Broadly speaking there seem to be three groups who have opinions on the case:
1.Sexual violence groups (including people describing themselves as “radical feminists”) who appear to take the view that the case is awful, the Court o…

How do the police decide whether to charge a suspect?

A question I’m often asked by clients (and in a roundabout way by people arriving at this blog using searches that ask the question in a variety of ways), is “how do the police decide whether to charge or take no further action (NFA)?”
What are the options?
Let’s have a quick think about what options are available to the police at the end of an investigation.
First, they can charge or report you for summons to attend court.  Charging means that you are given police bail and are required to attend court in person.  A summons is an order from the court for you to attend or for you to send a solicitor on your behalf.  In many cases where a person is summonsed, the court will allow you the option of entering a plea by post.
Second, you may be given a caution.  These can be a simple caution, which on the face of it is a warning not to be naughty in future, or it can be a conditional caution.  Conditions could include a requirement to pay for the cost of damage or compensation, etc.  Either…

Bid to prevent defendants knowing who accuses them of a crime
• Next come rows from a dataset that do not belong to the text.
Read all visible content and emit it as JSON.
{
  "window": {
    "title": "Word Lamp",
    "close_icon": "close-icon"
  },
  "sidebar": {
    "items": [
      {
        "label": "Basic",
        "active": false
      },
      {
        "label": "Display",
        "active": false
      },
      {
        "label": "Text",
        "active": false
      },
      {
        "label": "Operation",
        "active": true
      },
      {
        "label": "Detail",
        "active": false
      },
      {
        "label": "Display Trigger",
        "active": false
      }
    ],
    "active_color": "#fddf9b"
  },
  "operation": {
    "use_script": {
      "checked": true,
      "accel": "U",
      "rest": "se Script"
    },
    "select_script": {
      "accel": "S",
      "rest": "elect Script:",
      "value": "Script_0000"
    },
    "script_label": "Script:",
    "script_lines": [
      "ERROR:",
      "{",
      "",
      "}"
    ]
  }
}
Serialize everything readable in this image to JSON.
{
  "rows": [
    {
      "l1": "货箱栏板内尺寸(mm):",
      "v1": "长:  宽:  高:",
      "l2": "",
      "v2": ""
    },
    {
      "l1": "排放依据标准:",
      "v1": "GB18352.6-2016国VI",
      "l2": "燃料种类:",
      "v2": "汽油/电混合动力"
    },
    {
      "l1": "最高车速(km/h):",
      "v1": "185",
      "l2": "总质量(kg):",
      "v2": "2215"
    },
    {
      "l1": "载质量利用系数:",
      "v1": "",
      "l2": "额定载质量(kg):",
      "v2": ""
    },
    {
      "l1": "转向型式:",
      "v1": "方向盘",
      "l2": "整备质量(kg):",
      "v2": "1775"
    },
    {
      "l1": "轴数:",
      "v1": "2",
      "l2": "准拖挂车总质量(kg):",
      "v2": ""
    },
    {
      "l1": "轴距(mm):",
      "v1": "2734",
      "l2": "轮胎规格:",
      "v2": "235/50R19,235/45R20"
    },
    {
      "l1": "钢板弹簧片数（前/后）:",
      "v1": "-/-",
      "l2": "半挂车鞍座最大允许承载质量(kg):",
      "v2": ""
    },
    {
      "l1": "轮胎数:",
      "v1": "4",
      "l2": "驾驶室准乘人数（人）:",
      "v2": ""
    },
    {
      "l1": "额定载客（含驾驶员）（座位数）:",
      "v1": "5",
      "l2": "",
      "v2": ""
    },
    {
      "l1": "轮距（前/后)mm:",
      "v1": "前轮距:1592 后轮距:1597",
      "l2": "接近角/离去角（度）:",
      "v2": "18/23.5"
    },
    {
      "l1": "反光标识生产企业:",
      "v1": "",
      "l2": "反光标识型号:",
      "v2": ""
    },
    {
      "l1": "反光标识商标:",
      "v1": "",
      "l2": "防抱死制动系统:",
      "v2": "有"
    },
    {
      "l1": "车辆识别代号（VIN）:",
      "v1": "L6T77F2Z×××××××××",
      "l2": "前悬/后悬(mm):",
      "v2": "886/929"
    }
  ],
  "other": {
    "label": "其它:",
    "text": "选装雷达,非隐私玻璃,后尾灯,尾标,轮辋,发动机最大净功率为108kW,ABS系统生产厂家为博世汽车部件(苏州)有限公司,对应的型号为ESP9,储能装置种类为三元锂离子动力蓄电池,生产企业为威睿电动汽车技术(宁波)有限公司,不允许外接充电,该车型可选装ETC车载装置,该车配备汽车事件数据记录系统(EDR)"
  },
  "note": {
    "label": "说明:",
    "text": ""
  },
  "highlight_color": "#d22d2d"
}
When I read The Trial by Kafka and Nineteen Eighty-Four by Orwell, I took them as warnings of how a bad justice system wrecks lives of those caught up in it. Sadly, some Members of Parliament and the House of Lords seem to view the books more as a guide to how they would like our Criminal Justice System to run. Today, I read of plans to hide the names of accusers and witnesses from defendants in a large number of cases. Victims of sexual offences, such as rape, have had the right to lifelong anonymity for many years now. This means that it is a criminal offence to publish information that will lead to a complainant being identified. A Bill currently being considered by Parliament would extend that anonymity to bar defendants and their lawyers knowing the name of the person accusing them. This would apply not only in sexual offences, as has been reported in the press, but also in violent offences.
The anonymity currently offered to victims of sexual offences is not total, the complainant…